Lucchino part of group buying Pawtucket Red Sox

New owners hope to move Triple-A club to nearby Providence, build stadium

Lucchino part of group buying Pawtucket Red Sox

FORT MYERS, Fla. -- A 10-person ownership group of New England business leaders -- led by Boston Red Sox president and CEO Larry Lucchino -- has purchased the Pawtucket Red Sox from the franchise's longtime owners Medeleine Mondor, Michael Tamburro and Ludwig Schwechheimer.

The new ownership group confirmed in a news conference Monday that the desire is to move the Triple-A team slightly south to the more urban setting of Providence, R.I., in the near future.

The team will play in Pawtucket through at least 2016. The Red Sox have had their Triple-A team in Pawtucket since 1973, and had a Double-A team there from 1970-72.

Lucchino, whose role with the Red Sox will remain the same, will be a principal owner along with James J. Skeffington. Lucchino will serve as chairman and Skeffington will act as team president. Schwechheimer will act as vice president and general manager, while Tamburro will continue to handle the day-to-day baseball operations. Matthew White will act as chief operating officer.

"We have great nostalgia for Pawtucket," said Skeffington, a Rhode Islander. "But in all honesty, times have changed, ballparks have changed. McCoy [Stadium] is the oldest stadium in Triple-A. Most of the stadiums have been built since 1990, many of them in the last five years."

Skeffington added that his group is looking to build a new stadium along the Providence River, where fans could have easy access through public transit.

"One of the things we're excited about is fans coming to a ballpark in an urban setting and being able to have dinner before or after a game and do some shopping," said Skeffington. "Those are things that people want to do. We want to bring that experience to our fans. They are loyal fans -- terrific fans, and we want to give them all the same things our competitors are offering to their fans."

Another reason for the switch in venue would be the chance to improve the amenities for the players.

"We did some feasibility work on Pawtucket and we have an idea of what it would take to make the necessary improvements there," said Skeffington. "It's very expensive. That's a stadium that's many years old. It doesn't have the amenities that other Triple-A teams are offering their players. We want to give our players an equal chance to develop their talents and exercise and work out and get hydrotherapy when they have injuries.

What happens if the group is unsuccessful in putting the team in Providence?

"Plan B is to cry," quipped Skeffington. "I really want to keep it in Rhode Island. That's my passion, that's my objective. That's Larry's wish as well. We have a long, successful history in Rhode Island. We'd like to preserve that and keep the tradition. Light up Providence at night. I have laser focus on Rhode Island."

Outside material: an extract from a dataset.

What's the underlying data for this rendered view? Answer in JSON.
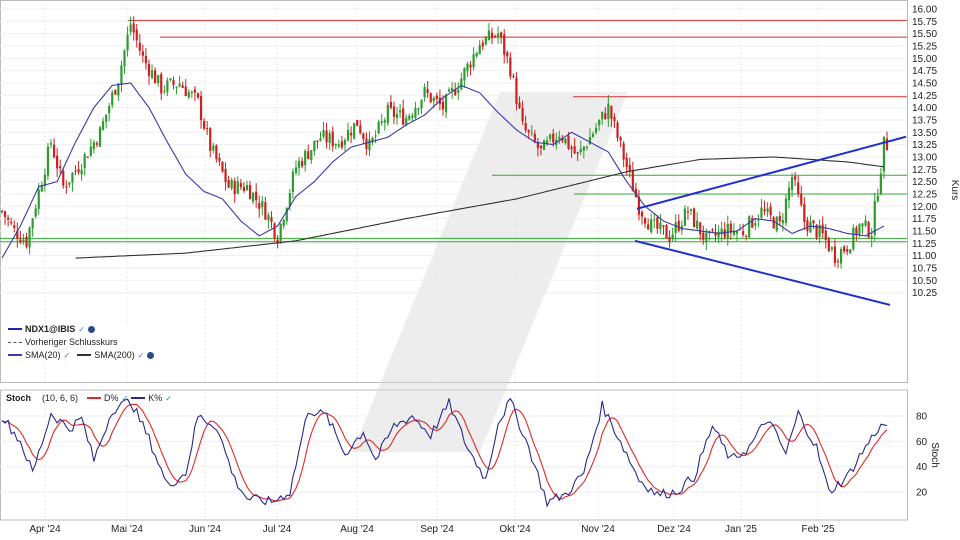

Ian Browne is a reporter for MLB.com. Read his blog, Brownie Points, and follow him on Twitter @IanMBrowne. This story was not subject to the approval of Major League Baseball or its clubs.